Exploring a glacier cave in Iceland
Iceland overflows with a variety of awe-inspiring landscapes to explore, from vast glaciers to volcanic deserts. Glacier caves figure among the country’s many breathtaking natural wonders, offering a cold, silent, and uniquely lit world to explore. Embark on an adventure with Anna and Pierre to learn more about this amazing phenomenon.
March 23 2020
Backpacking and trekking
Finding a cave
Some glaciers are visible from the road, and others make you work before revealing themselves. Most caves within these rivers of ice form during the winter. However, they prove much more difficult to find in autumn, the time of year when we happened to be traveling through Iceland. After contacting several guides who had yet to spot a fully-formed cave to explore, we were just about ready to abandon all hope.

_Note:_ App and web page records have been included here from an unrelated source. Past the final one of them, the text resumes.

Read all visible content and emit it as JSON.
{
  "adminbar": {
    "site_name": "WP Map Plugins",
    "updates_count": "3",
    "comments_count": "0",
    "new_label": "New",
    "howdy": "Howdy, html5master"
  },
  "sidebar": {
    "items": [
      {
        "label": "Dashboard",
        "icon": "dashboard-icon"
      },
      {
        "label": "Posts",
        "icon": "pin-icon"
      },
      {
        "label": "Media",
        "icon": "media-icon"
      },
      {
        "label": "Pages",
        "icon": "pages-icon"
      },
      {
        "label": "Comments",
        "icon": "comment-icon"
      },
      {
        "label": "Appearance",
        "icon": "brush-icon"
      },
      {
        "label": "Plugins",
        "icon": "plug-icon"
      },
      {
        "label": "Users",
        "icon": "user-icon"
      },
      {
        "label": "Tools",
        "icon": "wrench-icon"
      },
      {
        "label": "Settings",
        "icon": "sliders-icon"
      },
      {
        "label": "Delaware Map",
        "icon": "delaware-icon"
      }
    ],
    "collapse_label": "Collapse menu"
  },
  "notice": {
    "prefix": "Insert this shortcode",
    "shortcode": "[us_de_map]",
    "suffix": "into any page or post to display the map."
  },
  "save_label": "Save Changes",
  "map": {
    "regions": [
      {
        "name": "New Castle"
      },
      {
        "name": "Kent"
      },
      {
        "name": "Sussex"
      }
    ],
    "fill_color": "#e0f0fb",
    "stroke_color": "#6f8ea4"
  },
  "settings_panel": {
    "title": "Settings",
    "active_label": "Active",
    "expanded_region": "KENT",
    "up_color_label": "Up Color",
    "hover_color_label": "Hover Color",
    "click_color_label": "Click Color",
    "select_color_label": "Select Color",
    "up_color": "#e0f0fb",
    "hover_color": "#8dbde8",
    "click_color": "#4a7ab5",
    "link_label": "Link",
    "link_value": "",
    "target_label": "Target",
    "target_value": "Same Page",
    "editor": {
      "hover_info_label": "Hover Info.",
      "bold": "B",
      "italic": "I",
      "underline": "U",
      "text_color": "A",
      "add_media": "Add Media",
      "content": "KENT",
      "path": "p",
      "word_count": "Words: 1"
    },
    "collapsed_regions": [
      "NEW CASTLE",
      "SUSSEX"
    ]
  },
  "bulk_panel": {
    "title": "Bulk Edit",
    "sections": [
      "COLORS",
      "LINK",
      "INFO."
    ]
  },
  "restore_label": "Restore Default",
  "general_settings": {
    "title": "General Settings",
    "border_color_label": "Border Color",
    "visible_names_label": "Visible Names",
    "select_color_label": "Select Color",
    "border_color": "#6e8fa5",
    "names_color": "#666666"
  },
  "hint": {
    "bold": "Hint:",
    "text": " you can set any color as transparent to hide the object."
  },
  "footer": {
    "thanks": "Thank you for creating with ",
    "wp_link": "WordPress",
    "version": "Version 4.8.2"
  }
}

In the end, our hosts put us in contact with Siggi, the one guide in Iceland who specializes in glacier caves.
We traveled to Vatnajökull, Europe’s largest glacier. Siggi keeps an eye on the glacier year round to spot any caves that form. He explained that, on average, glacier caves start to form at least a year before being in the right condition to explore. Between the freeze-thaw cycle and the glacier constantly moving, these ephemeral caves usually only last a single winter before disappearing. To make sure that a cave is safe to explore, Siggi measures the thickness of the ice on a regular basis. Once the walls reach three meters thick a cave is safe to enter.
Exploring the cave
We meet Siggi near Hofn at 06:30 in the morning. From there we travel to the part of the glacier closest to the cave to start our approach hike. The vast glacier spreads out as far as the eye can see. Once at the cave entrance Siggi explains the two non-negotiable safety rules: we have to put on a helmet to protect against any falling ice and wear a headlamp for those areas in the cave that prove much darker than expected.
Our first few steps take us into a truly magical world, an unbelievable tunnel of ice. The light filtered through the translucent cave walls is a deep sky blue. An opening at the far end of the cave channels the daylight coming in from above.
This secret cave recently formed. Since only Siggi knows about it, we are all alone. Even though the fall season has arrived, the thick icy walls prove more than solid enough for us to safely venture inside. We take our time marveling at the incredible shades of never-before-seen blue, as well as the amazing natural architecture that rivals Europe’s most spectacular cathedrals. This cavern fills with both muted and piercing sounds at the same time.
The menacing rain clouds we had observed earlier finally let loose. To stay safe, we have to cut this unique adventure short. We exit the cave through another opening and start the return hike back to the car. Our visit lasts an hour. One hour where time and space seem to come to a screeching halt.
Recommendations for exploring glacier caves in Iceland:
- Time of year: in winter, between November and March.
- Location: the Vatnajökull Glacier is the most popular place to explore glacier caves since it is Iceland’s biggest, but you can also explore Myrdalsjökull (Katla Cave) within the Langjökull Glacier.
- Weather: like all excursions into the mountains, wait for good weather (no snow or rain).
- Guided tours: since glacier caves can be dangerous, we recommended hiring a local guide.
- Required gear: warm and comfortable clothing, a helmet, a bright headlamp, and crampons for certain caves and approaches.
An awesome experience guaranteed!
Trip report by Anna and Pierre – Fly Away to Adventure
Photos: Arnaud CHILDERIC - Studio Kalice - www.kalice.fr
Original text in French written by Anna CHILDERIC